Enterprise resource planning (ERP) platforms famously require high maintenance at a high cost. Cloud-based platforms, which concentrate on specific business processes, could replace the one-size-fits-all-business-areas ERP at a fraction of the cost. So if you can get the same systems but let someone else look after the back end for you, is old-school ERP doomed?
An ERP system is often the biggest investment a CIO makes – and yet many implementations have failed to help businesses.
According to YouGov, a fifth of CIOs think their ERP system is inflexible and can’t adapt to their business needs. The same number have multiple ERPs with each department having a different database, and 58 per cent described their ERP projects as failures as the software didn’t match their business processes. With a third of CIOs saying ERP isn’t fit for purpose, you wonder if there’s a future for big-iron ERP.
“I have said it before, and I’ll say it again. It is going to take some time, but the death of the enterprise application is beginning. The cloud is the harbinger of that death, and I, for one, can’t wait for it to do its business,” says Clive Longbottom, senior research analyst at Quocirca.
ERP should be massively changed by the cloud, he adds. “Whether it will or not comes down to how buyers and sellers of ERP react – and how organisations see the future.”
There is a counter argument, that cloud computing is not ready to take over from ERP, and ERP is still maturing.
The most significant cost of ERP systems is not the software but the cost of its implementation. Costs are often escalated by business practises, a lack of training and education and poor project management, CIOs report.
“This leads to badly performing software that has cost several arms and legs to put in place and this creates an aircraft-carrier project mentality: we’ve spent too much already – we’d better keep on spending,” says Longbottom.
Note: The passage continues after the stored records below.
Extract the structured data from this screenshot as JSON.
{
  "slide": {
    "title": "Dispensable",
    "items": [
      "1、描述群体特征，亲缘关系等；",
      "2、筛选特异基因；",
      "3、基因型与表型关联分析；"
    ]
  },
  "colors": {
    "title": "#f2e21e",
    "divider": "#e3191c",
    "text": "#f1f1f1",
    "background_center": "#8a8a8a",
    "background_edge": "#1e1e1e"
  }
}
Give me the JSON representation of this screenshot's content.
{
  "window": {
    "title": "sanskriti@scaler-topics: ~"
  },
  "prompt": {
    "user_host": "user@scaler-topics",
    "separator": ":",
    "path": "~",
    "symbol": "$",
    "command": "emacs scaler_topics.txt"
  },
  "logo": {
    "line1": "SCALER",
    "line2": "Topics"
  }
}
A company then keeps investing in the implementation to try and get it all to work.
“If businesses didn’t fall for the moonshine, smoke and mirrors they would realise that they do not need ERP at all,” says Longbottom.
“What they need is technology that supports the tasks that make up the individual business processes that are needed to get as much money into the bank as possible.”